will be would have been there, and The Ark, her gorgeous aqua 1970 Cadillac Fleetwood Brougham, will be would have been there too. To say she is was excited would be would have been a massive understatement.
As she related:
“World Of Wheels, can you phucking believe it? Been going to that event since I got my driver’s license, now, I’m an exhibitor, with THE ARK. Just can’t believe it, so blessed, so happy. And I believe WOW is *SOLD OUT* for exhibitors, outstanding. This is gonna be a blast, what a bucket list check!”
Well, you know the drill. I love these 1971-1976 Cadillacs, particularly Fleetwood Broughams, Fleeetwood d’Elegances, and Fleetwood Talismans. Sure you do. I’ve written up no less than three of them, here, here and here. So I’ll dispense with the background information and history on these.
I’ve always loved triple yellow Cadillacs. And in its various guises from approximately the late ’60s to the early ’90s, it was always a classy color, in your author’s opinion. The matching pastel yellow leather interior was not always available each year, but it usually was. You’ve got to have the matching yellow leather and top for the full effect, you see. As a friend of mine once told me, you can’t drive a triple yellow Cadillac and not feel good. They’re so bright and cheerful!
So I was instantly infatuated this past Thursday morning when another Cadillac-obsessed friend, Ron Schweitzer, sent me a link to this fine Colonial Yellow 1980 Fleetwood Brougham. As Frank Costanza once said, hoochie mama!
I’ve always loved Cadillacs. It goes way back. As a kid, watching Magnum, P.I. and various and sundry 1970s movies like The Enforcer and Magnum Force, I was more interested in the bad guys’ Cadillacs chasing Magnum or being followed by Harry Callahan in his Custom 500. Starting with its inception in 1902 and continuing more or less through the Sixties, Cadillac produced well-built, well-finished, impressive–and expensive–cars.
Inside and out, wherever you looked you saw chromed, die-cast metal, leather, fine fabrics and extensive gadgetry. Smooth, quiet, powerful. That was Cadillac. Increasing safety regulations, increasing sales of Cadillacs (and the need to speed up production accordingly) meant that some of that very visible quality and integrity went down, just a little bit. But in 1970, Cadillacs still looked good, and provided proper motivation if one felt the need to mat the accelerator pedal.

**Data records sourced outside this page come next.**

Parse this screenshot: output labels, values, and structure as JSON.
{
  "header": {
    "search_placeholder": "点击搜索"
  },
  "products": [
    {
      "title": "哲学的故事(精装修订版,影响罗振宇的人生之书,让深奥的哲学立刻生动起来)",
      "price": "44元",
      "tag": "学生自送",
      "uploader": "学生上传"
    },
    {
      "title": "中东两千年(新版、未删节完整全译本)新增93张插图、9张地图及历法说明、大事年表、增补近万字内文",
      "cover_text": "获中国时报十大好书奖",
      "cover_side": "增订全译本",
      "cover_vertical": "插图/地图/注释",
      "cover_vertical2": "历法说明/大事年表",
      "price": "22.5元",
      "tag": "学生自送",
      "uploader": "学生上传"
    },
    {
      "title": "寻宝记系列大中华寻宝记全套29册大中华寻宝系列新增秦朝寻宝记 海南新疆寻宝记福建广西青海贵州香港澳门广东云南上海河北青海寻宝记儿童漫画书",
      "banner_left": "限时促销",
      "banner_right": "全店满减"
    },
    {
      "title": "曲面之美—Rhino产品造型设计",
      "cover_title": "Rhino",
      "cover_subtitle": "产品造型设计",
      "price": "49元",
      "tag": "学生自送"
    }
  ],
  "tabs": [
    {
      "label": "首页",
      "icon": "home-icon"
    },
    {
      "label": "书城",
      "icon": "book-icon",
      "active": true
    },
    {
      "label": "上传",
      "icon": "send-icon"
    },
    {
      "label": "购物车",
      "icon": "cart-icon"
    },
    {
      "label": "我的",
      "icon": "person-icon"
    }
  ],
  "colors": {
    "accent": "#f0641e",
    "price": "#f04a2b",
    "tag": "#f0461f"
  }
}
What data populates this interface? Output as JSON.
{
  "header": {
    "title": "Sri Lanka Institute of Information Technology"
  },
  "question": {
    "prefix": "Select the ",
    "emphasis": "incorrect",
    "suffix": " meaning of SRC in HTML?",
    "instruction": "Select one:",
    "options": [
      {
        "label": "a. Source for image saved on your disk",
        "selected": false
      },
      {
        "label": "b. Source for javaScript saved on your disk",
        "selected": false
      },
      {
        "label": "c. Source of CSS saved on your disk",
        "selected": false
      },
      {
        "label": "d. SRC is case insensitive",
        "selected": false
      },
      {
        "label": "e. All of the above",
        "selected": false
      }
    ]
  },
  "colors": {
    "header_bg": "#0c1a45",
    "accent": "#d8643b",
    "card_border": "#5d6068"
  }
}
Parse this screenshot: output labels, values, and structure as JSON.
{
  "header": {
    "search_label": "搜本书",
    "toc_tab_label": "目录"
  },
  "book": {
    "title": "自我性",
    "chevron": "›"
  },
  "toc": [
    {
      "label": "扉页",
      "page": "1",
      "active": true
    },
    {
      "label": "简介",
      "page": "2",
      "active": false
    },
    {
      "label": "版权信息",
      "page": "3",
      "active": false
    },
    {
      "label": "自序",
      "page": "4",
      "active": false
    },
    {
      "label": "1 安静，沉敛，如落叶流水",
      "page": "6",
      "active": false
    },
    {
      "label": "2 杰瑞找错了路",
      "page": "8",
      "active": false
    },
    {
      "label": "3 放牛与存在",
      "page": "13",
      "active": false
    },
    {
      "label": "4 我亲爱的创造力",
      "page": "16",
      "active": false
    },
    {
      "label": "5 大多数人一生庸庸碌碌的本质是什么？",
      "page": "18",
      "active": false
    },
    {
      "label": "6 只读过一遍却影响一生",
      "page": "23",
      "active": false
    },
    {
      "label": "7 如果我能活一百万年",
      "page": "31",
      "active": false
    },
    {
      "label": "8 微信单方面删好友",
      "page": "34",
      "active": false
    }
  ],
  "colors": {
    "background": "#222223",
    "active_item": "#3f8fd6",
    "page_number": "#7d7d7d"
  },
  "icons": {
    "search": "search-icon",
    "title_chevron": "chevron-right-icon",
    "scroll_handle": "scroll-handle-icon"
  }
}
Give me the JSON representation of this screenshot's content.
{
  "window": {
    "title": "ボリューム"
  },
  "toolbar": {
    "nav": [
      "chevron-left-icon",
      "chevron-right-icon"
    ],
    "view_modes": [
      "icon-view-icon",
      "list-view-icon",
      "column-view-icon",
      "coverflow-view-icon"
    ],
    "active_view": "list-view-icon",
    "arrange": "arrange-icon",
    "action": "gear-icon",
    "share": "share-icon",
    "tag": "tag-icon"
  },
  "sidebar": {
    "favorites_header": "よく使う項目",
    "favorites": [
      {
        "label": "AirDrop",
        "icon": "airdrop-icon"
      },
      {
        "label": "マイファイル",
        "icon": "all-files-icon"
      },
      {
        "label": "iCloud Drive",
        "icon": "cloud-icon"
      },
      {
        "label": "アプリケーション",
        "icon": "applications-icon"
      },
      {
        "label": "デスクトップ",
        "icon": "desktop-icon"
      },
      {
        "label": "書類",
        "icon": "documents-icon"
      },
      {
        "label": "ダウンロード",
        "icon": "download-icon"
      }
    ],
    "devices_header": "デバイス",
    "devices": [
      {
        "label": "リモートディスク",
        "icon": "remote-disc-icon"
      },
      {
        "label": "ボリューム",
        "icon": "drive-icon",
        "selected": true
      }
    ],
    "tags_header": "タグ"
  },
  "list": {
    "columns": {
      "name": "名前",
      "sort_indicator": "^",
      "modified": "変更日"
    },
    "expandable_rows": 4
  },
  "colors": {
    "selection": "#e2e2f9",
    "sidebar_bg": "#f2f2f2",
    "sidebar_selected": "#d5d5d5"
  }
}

The 1970 Cadillacs were mildly restyled versions of the 1969 models. In my opinion, the 1970 Cadillac is that uncommon event when a facelift actually winds up looking better than the original version.
When in doubt, write up a Brougham. That’s always been my motto. At least, it has since 2012 or so. I’ve always liked the classic Cadillacs and Lincolns and Imperials from the 1950s to the 1970s, but it really came to a head once I started randomly typing about cars I like.
Ladies and gentlemen, we have here one of my favorites, the 1971-76 Cadillac Fleetwood Brougham. The top-of-the-line owner-driven Cadillac. Luxurious in space, in gadgets, and in power. The best “owner-driven” Cadillac money could buy. Despite the upper-crust European makes seeing increased sales, here in the heartland Cadillac and Lincoln were still the go-to marques for full-sized, uncompromising American luxury.